Skip to main content

Postscript to the bailout madness

As we noted in an update to yesterday's post, the US House rejected a Treasury-sponsored $700 billion bailout bill that would have would have given Treasury Secretary Hank Paulson "broad authority" to purchase mortgage-backed junk paper from financial companies.

Part of the reason the bill failed in the House was the overwhelming response from Americans incensed at the proposed deal. Voters flooded their congressmen with mail, faxes, and phone calls, with many voicing their strong disapproval of the proposed bailout.

As a result, the tide surprisingly turned against congressional planners and unelected officials who had pushed for the bailout, some of whom shamelessly paraded the plan as a "rescue of Main Street", when in fact it is anything but that, especially when one examines the longer-term costs of such a rescue.

Unfortunately, the bailout proposal will not die so easily. The stock market is enjoying a rebound today, as news of a hoped-for salvaging of the bank bailout/"rescue plan" emerges.

That's why I'd like to point out Mish's recent posts, "Courageous Vote in the House", and, "The Bailout Failed. What's Next?", in which he urges readers to continue voicing their disapproval for any related bailout package.

If you are so inclined, please take a look at the information Mish has provided for contacting your elected officials about these soon to be voted on bailout measures. You can also pass this information along very easily to your friends and contacts in the media. The choice is yours!

Related posts and articles:

1. "Jim Rogers says let banks fail, clean out system" - Bloomberg.

2. "Stocks tumble, bonds rally on bailouts" - Finance Trends Matter.

3. "Comments on the bailout bill" - Finance Trends Matter.

4. "The Bailout Reader" - Mises.org.

Popular posts from this blog

The Dot-Com Bubble in 1 Chart: InfoSpace

With all the recent talk of a new bubble in the making, thanks in part to the Yellen Fed's continued easy money stance, I thought it'd be instructive to revisit our previous stock market bubble - in one quick chart.

So here's what a real stock market bubble looks like. 

Here's what a bubble *really* looks like. InfoSpace in 1999-2001. $QQQ$BCORpic.twitter.com/xjsMk433H7
— David Shvartsman (@FinanceTrends) February 24, 2015
For those of you who are a little too young to recall it, this is a chart of InfoSpace at the height of the Nasdaq dot-com bubble in 1999-2001. This fallen angel soared to fantastic heights only to plummet back down to earth as the bubble, and InfoSpace's shady business plan, turned to rubble.

As detailed in our post, "Round trip stocks: Momentum booms and busts", InfoSpace rocketed from under $100 a share to over $1,300 a share in less than six months. 

In a pattern common to many parabolic shooting stars, the stock soon peaked and began a…

New! Finance Trends now at FinanceTrendsLetter.com

Update for our readers: Finance Trends has a new URL! 

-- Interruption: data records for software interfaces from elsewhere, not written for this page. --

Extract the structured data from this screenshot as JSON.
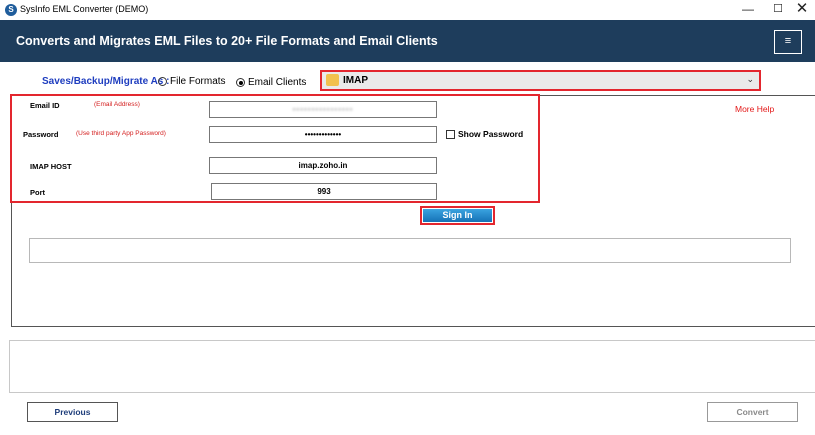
{
  "window": {
    "title": "SysInfo EML Converter (DEMO)",
    "min_glyph": "—",
    "max_glyph": "☐",
    "close_glyph": "✕"
  },
  "header": {
    "title": "Converts and Migrates EML Files to 20+ File Formats and Email Clients",
    "menu_glyph": "≡"
  },
  "save_options": {
    "label": "Saves/Backup/Migrate As :",
    "file_formats": "File Formats",
    "email_clients": "Email Clients",
    "selected": "Email Clients"
  },
  "client_select": {
    "value": "IMAP",
    "chevron": "⌄"
  },
  "credentials": {
    "email": {
      "label": "Email ID",
      "hint": "(Email Address)",
      "value": "••••••••••••••••"
    },
    "password": {
      "label": "Password",
      "hint": "(Use third party App Password)",
      "value": "•••••••••••••"
    },
    "host": {
      "label": "IMAP HOST",
      "value": "imap.zoho.in"
    },
    "port": {
      "label": "Port",
      "value": "993"
    },
    "show_password": "Show Password"
  },
  "more_help": "More Help",
  "sign_in": "Sign In",
  "footer": {
    "previous": "Previous",
    "convert": "Convert"
  },
  "colors": {
    "header_bg": "#1e3d5c",
    "highlight_border": "#e3262e",
    "save_label": "#1e3dbf"
  }
}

Please bookmark our new web address at Financetrendsletter.com

Readers sticking with RSS updates should point your feed readers to our new Finance Trends feedburner.  



Thank you to all of our loyal readers who have been with us since the early days. Exciting stuff to come in the weeks ahead!

As a quick reminder, you can subscribe to our free email list to receive the Finance Trends Newsletter. You'll receive email updates about once every 4-8 weeks (about 2-3 times per quarter). 

Stay up to date with our real-time insights and updates on Twitter.

Moneyball: How the Red Sox Win Championships

Welcome, readers. To get the first look at brand new posts (like the following piece) and to receive our exclusive email list updates, please subscribe to the Finance Trends Newsletter.

The Boston Red Sox won their fourth World Series titleof the 21st century this week.

Having won their first Series in 86 years back in 2004, the last decade-plus has marked a very strong return to form for one of baseball's oldest big league clubs. So how did they do it?

Quick background: in late 2002, team owner and hedge fund manager,John W. Henry(with his partners)bought the Boston Red Sox and its historic Fenway Park for a reported sum of $695 million.

Henry and Co. quickly set out to find their ideal General Manager (GM) to help turn around their newly acquired, ailing ship.

This brings us to one of my favorite scenes from the 2011 film, Moneyball, in which John W. Henry (played by Arliss Howard) attempts to woo Oakland A's GM Billy Beane (Brad Pitt) over to Boston with an excellent job off…